Foraker, Talkeetna Ridge. On May 3, Dave Auble and I left the Kahiltna Glacier to attempt the second ascent of Foraker’s Talkeetna Ridge, first climbed by Bertulis, Bleser, Baer, and Williamson in 1968 (A.A.J., 1969, pp. 289-294). Our approach took two days, and unfortunately required us to cross two passes before we could set a camp at the base of the ridge. The first three days of climbing were spectacular: the mixed terrain among the gendarmes on May 5 led to a 500-foot wall of beautiful granite (5.7) on the second day. This was followed by several pitches of steep blue ice before we reached Camp III, a level tent site at about 12,000 feet, and a pleasant change from the cramped bivouac ledges that served as Camps I and II. A storm pinned us down for three days beneath the serpentine “Peruvian Way.” Described by Bleser as “a thin suspension of ridge,” this part of the climb offered us the same hair-raising experience his party had endured eighteen years earlier.

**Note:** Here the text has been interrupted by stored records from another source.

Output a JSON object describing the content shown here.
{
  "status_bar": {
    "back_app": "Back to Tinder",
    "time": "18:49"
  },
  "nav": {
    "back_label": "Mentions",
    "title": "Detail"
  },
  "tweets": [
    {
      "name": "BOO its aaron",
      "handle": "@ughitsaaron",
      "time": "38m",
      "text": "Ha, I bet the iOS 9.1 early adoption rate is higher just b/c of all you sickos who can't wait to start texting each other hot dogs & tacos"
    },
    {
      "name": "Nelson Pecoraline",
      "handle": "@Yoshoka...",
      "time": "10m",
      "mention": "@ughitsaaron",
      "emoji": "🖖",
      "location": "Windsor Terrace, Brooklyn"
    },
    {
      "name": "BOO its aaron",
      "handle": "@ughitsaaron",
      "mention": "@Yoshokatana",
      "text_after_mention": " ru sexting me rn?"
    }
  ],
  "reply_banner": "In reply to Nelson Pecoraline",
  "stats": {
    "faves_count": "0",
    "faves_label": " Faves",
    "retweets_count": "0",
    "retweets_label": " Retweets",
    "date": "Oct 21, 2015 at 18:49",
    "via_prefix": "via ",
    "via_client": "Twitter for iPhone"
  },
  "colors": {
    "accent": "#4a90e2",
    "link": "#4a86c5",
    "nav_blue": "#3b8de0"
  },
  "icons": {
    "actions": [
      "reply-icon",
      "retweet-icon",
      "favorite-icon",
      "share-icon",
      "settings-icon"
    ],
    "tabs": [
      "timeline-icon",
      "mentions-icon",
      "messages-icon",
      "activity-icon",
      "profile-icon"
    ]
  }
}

The ice climbing was difficult and disturbing at best, and it occupied us for the next two days. Our fifth camp was carved from the very crest of the ridge itself, where it ended abruptly at a steep granite headwall; a strenuous pitch up hard blue ice took us from there to the interminable upper slopes of the mountain. Horrific conditions forced us to camp a few hundred feet from the top on May 13, but the next day we headed across the summit in the still-raging gale. We followed vague compass bearings to the edge of the plateau in a whiteout, finally settling for the welcome shelter of a huge hanging sérac while the storm continued until May 16. Our descent of the south-southeast ridge was less than pleasant: we nipped off a few giant cornices, had a remarkably close call with an avalanche, lost another day to bad weather, and Dave suffered from seriously frostbitten feet and a broken tooth. The innumerable rappels only served to prolong the ordeal. However, fueled by a herculean effort on Dave’s part on the final day, we reached our Base Camp at last on May 19. With its 10,000 feet of vertical relief, varied and technical climbing, and spectacular positions, the Talkeetna Ridge receives our strong recommendation to anyone seeking a truly committing Alaskan outing.
Charles Townsend, Unaffiliated